- Use human rights as a campaign point. This has been key in the uncritical acceptance of the concept of gender identity. By influencing global human rights organisations the movement has avoided going through national equality and discrimination legal routes and the relevant national debates. The movement has been very successful in this by funding human rights conventions. Both Amnesty International and Human Rights Watch adopted the Yogokarta Principles 2006 on gender identity. This conference which was originally planned for LGB people and then the T was added framed the arguments in terms of human rights and gender identity rather than equality and discrimination and transsexuals. No one would want to be accused of going against someone’s human rights or even question why it should be a human right if it is already stated as one. The report urged activists to “use human rights as a campaign point” because of the “political stigma of a human rights violation”.
- Tack it on to other reforms… so it gets lost in the main headline. In Ireland self ID was added on to the legalisation of homosexual marriage and succeeded in gaining legal recognition. “This provided a veil of protection, where marriage equality was strongly supported, but gender identity remained a more difficult issue to win public support for.’
- Avoid press coverage and exposure This avoids any close analysis, challenge and disagreement with the ideology. Indeed Mermaids, the children’s charity, is a recent example of failing to do this. It has been hoisted by its own petard as it brought a case against the charity LGB Alliance on the grounds that the Alliance was transphobic and undeserving of charitable status. This case has been heavily covered in the media, and the spotlight shifted onto Mermaids and now it is Mermaids which is being investigated for potential safeguarding concerns by the Charity Commission.
- Carpe Diem – take advantage of situations and get as much done as possible…capitalise on political momentum
- Work with other LGBT groups. And lastly
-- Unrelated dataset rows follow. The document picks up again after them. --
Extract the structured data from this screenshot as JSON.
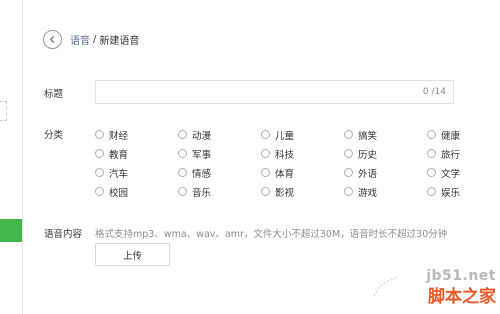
{
  "breadcrumb": {
    "prev": "语音",
    "separator": "/",
    "current": "新建语音"
  },
  "form": {
    "title_label": "标题",
    "title_value": "",
    "title_counter": "0 /14",
    "category_label": "分类",
    "categories": [
      "财经",
      "动漫",
      "儿童",
      "搞笑",
      "健康",
      "教育",
      "军事",
      "科技",
      "历史",
      "旅行",
      "汽车",
      "情感",
      "体育",
      "外语",
      "文学",
      "校园",
      "音乐",
      "影视",
      "游戏",
      "娱乐"
    ],
    "voice_label": "语音内容",
    "format_hint": "格式支持mp3、wma、wav、amr，文件大小不超过30M，语音时长不超过30分钟",
    "upload_label": "上传"
  },
  "watermark": {
    "url": "jb51.net",
    "text": "脚本之家"
  },
  "colors": {
    "accent_green": "#44b549",
    "link_blue": "#576b95",
    "watermark_orange": "#e85a2c"
  }
}
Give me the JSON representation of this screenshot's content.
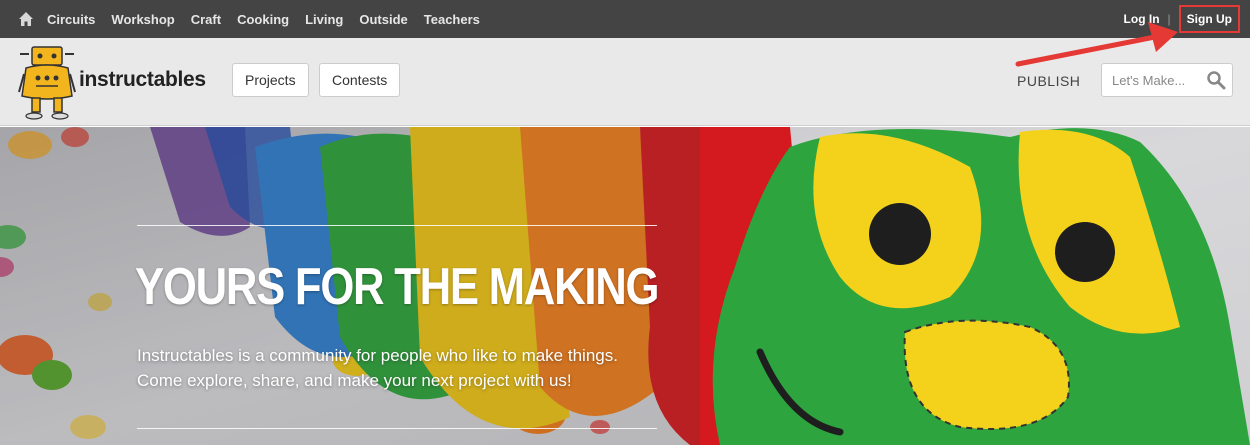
{
  "topbar": {
    "home_icon": "home-icon",
    "categories": [
      "Circuits",
      "Workshop",
      "Craft",
      "Cooking",
      "Living",
      "Outside",
      "Teachers"
    ],
    "login_label": "Log In",
    "separator": "|",
    "signup_label": "Sign Up"
  },
  "header": {
    "logo_icon": "instructables-robot-logo",
    "brand": "instructables",
    "nav": {
      "projects_label": "Projects",
      "contests_label": "Contests"
    },
    "publish_label": "PUBLISH",
    "search": {
      "placeholder": "Let's Make...",
      "value": "",
      "icon": "search-icon"
    }
  },
  "hero": {
    "title": "YOURS FOR THE MAKING",
    "desc_line1": "Instructables is a community for people who like to make things.",
    "desc_line2": "Come explore, share, and make your next project with us!"
  },
  "colors": {
    "topbar_bg": "#444444",
    "header_bg": "#e9e9e9",
    "annotation_red": "#e53935",
    "felt_green": "#27a33a",
    "felt_yellow": "#f4cf1a",
    "felt_red": "#d81b22"
  }
}
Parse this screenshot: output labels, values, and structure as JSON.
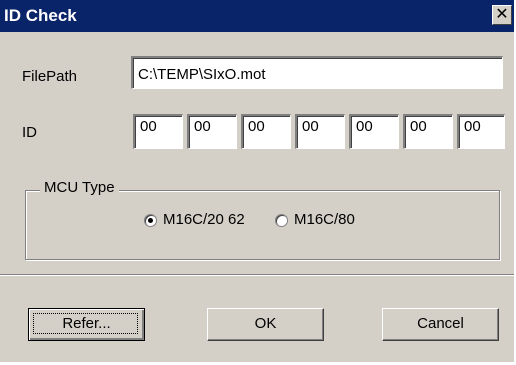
{
  "window": {
    "title": "ID Check",
    "close_glyph": "✕"
  },
  "filepath": {
    "label": "FilePath",
    "value": "C:\\TEMP\\SIxO.mot"
  },
  "id": {
    "label": "ID",
    "values": [
      "00",
      "00",
      "00",
      "00",
      "00",
      "00",
      "00"
    ]
  },
  "mcu": {
    "group_label": "MCU Type",
    "options": [
      {
        "label": "M16C/20 62",
        "selected": true
      },
      {
        "label": "M16C/80",
        "selected": false
      }
    ]
  },
  "buttons": {
    "refer": "Refer...",
    "ok": "OK",
    "cancel": "Cancel"
  }
}
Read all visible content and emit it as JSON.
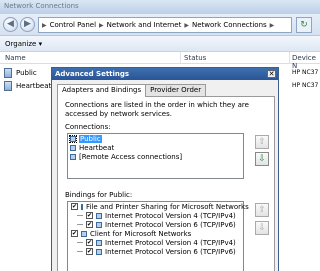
{
  "window": {
    "title": "Network Connections"
  },
  "nav": {
    "back": "◀",
    "forward": "▶"
  },
  "address": {
    "crumbs": [
      "Control Panel",
      "Network and Internet",
      "Network Connections"
    ],
    "refresh": "↻"
  },
  "toolbar": {
    "organize": "Organize ▾"
  },
  "columns": [
    "Name",
    "Status",
    "Device N"
  ],
  "connections": [
    {
      "name": "Public",
      "device": "HP NC37"
    },
    {
      "name": "Heartbeat",
      "device": "HP NC37"
    }
  ],
  "dialog": {
    "title": "Advanced Settings",
    "close": "✕",
    "tabs": [
      "Adapters and Bindings",
      "Provider Order"
    ],
    "description": "Connections are listed in the order in which they are accessed by network services.",
    "connections_label": "Connections:",
    "connections_list": [
      "Public",
      "Heartbeat",
      "[Remote Access connections]"
    ],
    "bindings_label": "Bindings for Public:",
    "bindings": [
      {
        "label": "File and Printer Sharing for Microsoft Networks",
        "level": 0
      },
      {
        "label": "Internet Protocol Version 4 (TCP/IPv4)",
        "level": 1
      },
      {
        "label": "Internet Protocol Version 6 (TCP/IPv6)",
        "level": 1
      },
      {
        "label": "Client for Microsoft Networks",
        "level": 0
      },
      {
        "label": "Internet Protocol Version 4 (TCP/IPv4)",
        "level": 1
      },
      {
        "label": "Internet Protocol Version 6 (TCP/IPv6)",
        "level": 1
      }
    ],
    "move_up": "⇧",
    "move_down": "⇩"
  }
}
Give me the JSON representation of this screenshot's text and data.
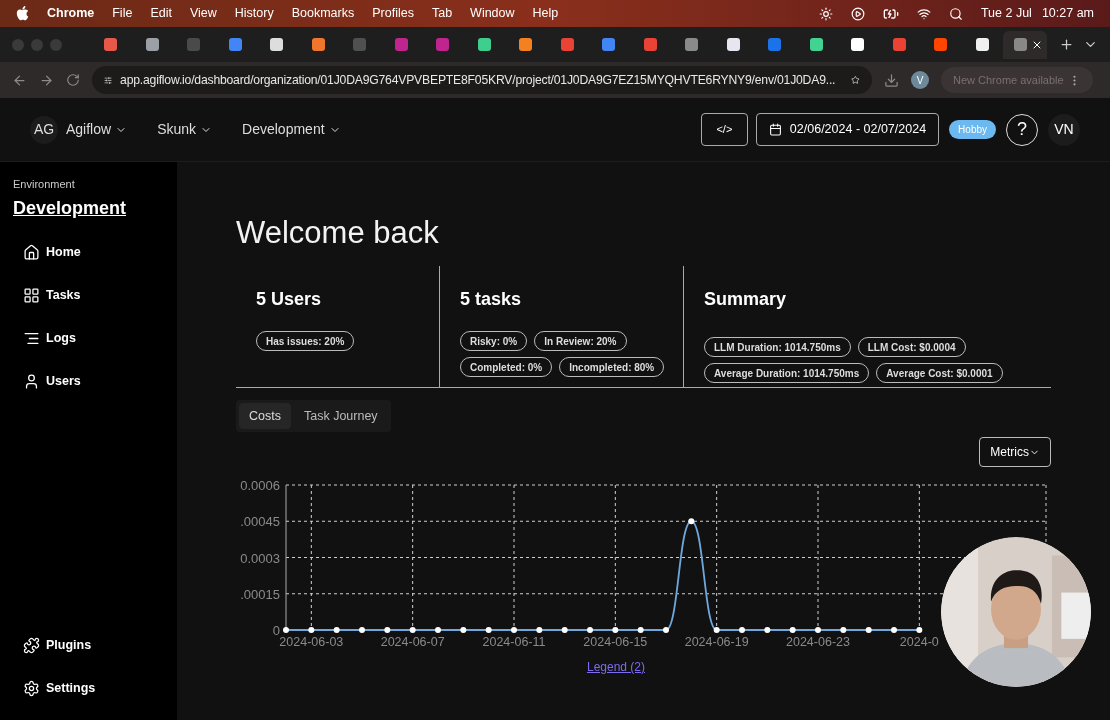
{
  "menu_bar": {
    "app": "Chrome",
    "menus": [
      "File",
      "Edit",
      "View",
      "History",
      "Bookmarks",
      "Profiles",
      "Tab",
      "Window",
      "Help"
    ],
    "date": "Tue 2 Jul",
    "time": "10:27 am"
  },
  "browser": {
    "tabs": [
      {
        "color": "#e8584a",
        "selected": false
      },
      {
        "color": "#9aa0a6",
        "selected": false
      },
      {
        "color": "#4a4a4a",
        "selected": false
      },
      {
        "color": "#4285f4",
        "selected": false
      },
      {
        "color": "#dddddd",
        "selected": false
      },
      {
        "color": "#f0762d",
        "selected": false
      },
      {
        "color": "#505050",
        "selected": false
      },
      {
        "color": "#c0258f",
        "selected": false
      },
      {
        "color": "#c0258f",
        "selected": false
      },
      {
        "color": "#3ecf8e",
        "selected": false
      },
      {
        "color": "#f48120",
        "selected": false
      },
      {
        "color": "#ea4335",
        "selected": false
      },
      {
        "color": "#4285f4",
        "selected": false
      },
      {
        "color": "#ea4335",
        "selected": false
      },
      {
        "color": "#8a8a8a",
        "selected": false
      },
      {
        "color": "#e6e6f0",
        "selected": false
      },
      {
        "color": "#1a73e8",
        "selected": false
      },
      {
        "color": "#42d392",
        "selected": false
      },
      {
        "color": "#ffffff",
        "selected": false
      },
      {
        "color": "#ea4335",
        "selected": false
      },
      {
        "color": "#ff4500",
        "selected": false
      },
      {
        "color": "#f0f0f0",
        "selected": false
      },
      {
        "color": "#888888",
        "selected": true
      }
    ],
    "url": "app.agiflow.io/dashboard/organization/01J0DA9G764VPVBEPTE8F05KRV/project/01J0DA9G7EZ15MYQHVTE6RYNY9/env/01J0DA9...",
    "profile": "V",
    "update": "New Chrome available"
  },
  "header": {
    "initials": "AG",
    "crumbs": [
      "Agiflow",
      "Skunk",
      "Development"
    ],
    "code_button": "</>",
    "date_range": "02/06/2024 - 02/07/2024",
    "plan": "Hobby",
    "help": "?",
    "user": "VN"
  },
  "sidebar": {
    "label": "Environment",
    "title": "Development",
    "items": [
      {
        "kind": "home",
        "label": "Home"
      },
      {
        "kind": "tasks",
        "label": "Tasks"
      },
      {
        "kind": "logs",
        "label": "Logs"
      },
      {
        "kind": "users",
        "label": "Users"
      }
    ],
    "bottom_items": [
      {
        "kind": "plugins",
        "label": "Plugins"
      },
      {
        "kind": "settings",
        "label": "Settings"
      }
    ]
  },
  "main": {
    "title": "Welcome back",
    "stats": [
      {
        "title": "5 Users",
        "badges": [
          "Has issues: 20%"
        ]
      },
      {
        "title": "5 tasks",
        "badges": [
          "Risky: 0%",
          "In Review: 20%",
          "Completed: 0%",
          "Incompleted: 80%"
        ]
      },
      {
        "title": "Summary",
        "badges": [
          "LLM Duration: 1014.750ms",
          "LLM Cost: $0.0004",
          "Average Duration: 1014.750ms",
          "Average Cost: $0.0001"
        ]
      }
    ],
    "view_tabs": [
      {
        "label": "Costs",
        "selected": true
      },
      {
        "label": "Task Journey",
        "selected": false
      }
    ],
    "metrics_button": "Metrics",
    "chart_data": {
      "type": "line",
      "grid": true,
      "xlim": [
        "2024-06-02",
        "2024-07-02"
      ],
      "x": [
        "2024-06-02",
        "2024-06-03",
        "2024-06-04",
        "2024-06-05",
        "2024-06-06",
        "2024-06-07",
        "2024-06-08",
        "2024-06-09",
        "2024-06-10",
        "2024-06-11",
        "2024-06-12",
        "2024-06-13",
        "2024-06-14",
        "2024-06-15",
        "2024-06-16",
        "2024-06-17",
        "2024-06-18",
        "2024-06-19",
        "2024-06-20",
        "2024-06-21",
        "2024-06-22",
        "2024-06-23",
        "2024-06-24",
        "2024-06-25",
        "2024-06-26",
        "2024-06-27"
      ],
      "series": [
        {
          "color": "#6fa8dc",
          "marker": true,
          "values": [
            0,
            0,
            0,
            0,
            0,
            0,
            0,
            0,
            0,
            0,
            0,
            0,
            0,
            0,
            0,
            0,
            0.00045,
            0,
            0,
            0,
            0,
            0,
            0,
            0,
            0,
            0
          ]
        }
      ],
      "ylim": [
        0,
        0.0006
      ],
      "yticks": [
        {
          "value": 0,
          "label": "0"
        },
        {
          "value": 0.00015,
          "label": ".00015"
        },
        {
          "value": 0.0003,
          "label": "0.0003"
        },
        {
          "value": 0.00045,
          "label": ".00045"
        },
        {
          "value": 0.0006,
          "label": "0.0006"
        }
      ],
      "xticks": [
        {
          "value": "2024-06-03",
          "label": "2024-06-03"
        },
        {
          "value": "2024-06-07",
          "label": "2024-06-07"
        },
        {
          "value": "2024-06-11",
          "label": "2024-06-11"
        },
        {
          "value": "2024-06-15",
          "label": "2024-06-15"
        },
        {
          "value": "2024-06-19",
          "label": "2024-06-19"
        },
        {
          "value": "2024-06-23",
          "label": "2024-06-23"
        },
        {
          "value": "2024-06-27",
          "label": "2024-0"
        }
      ]
    },
    "legend_link": "Legend (2)"
  }
}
- Be wary of compromise.
This is one example of one large organisation using its power to influence and advocate for gender identity ideology. The masked blue haired youngsters shouting slogans outside women’s meetings may be the media image but they would never have been able to achieve the institutional and policy changes on the scale we have seen. This is an extremely well- funded global movement set on changing what we mean by being women and men in our society. That movement and its main players in the US are extremely well documented by Jennifer Bilek on her 11thHour Blog https://www.the11thhourblog.com/ . The veil of secrecy has been lifted and scrutiny into the main players here in the UK has started.
Several excellent pieces have been written about the Dentons report and can be found here:
Graham Lineham’s substack – an excellent detailed piece by @STILLTish who also has her own blog Gender Critical Woman and bringing the matter to wider public attention James Kirkup in the Spectator
* The other sponsor was Thomson Reuters, in collaboration with IGLYO. IGLYO – International Lesbian, Gay, Bisexual, Transgender, Queer and Intersex (LGBTQI) Youth & Student Organisation (IGLYO) – is a network of 96 national and local lesbian, gay, bisexual, transgender, queer and intersex groups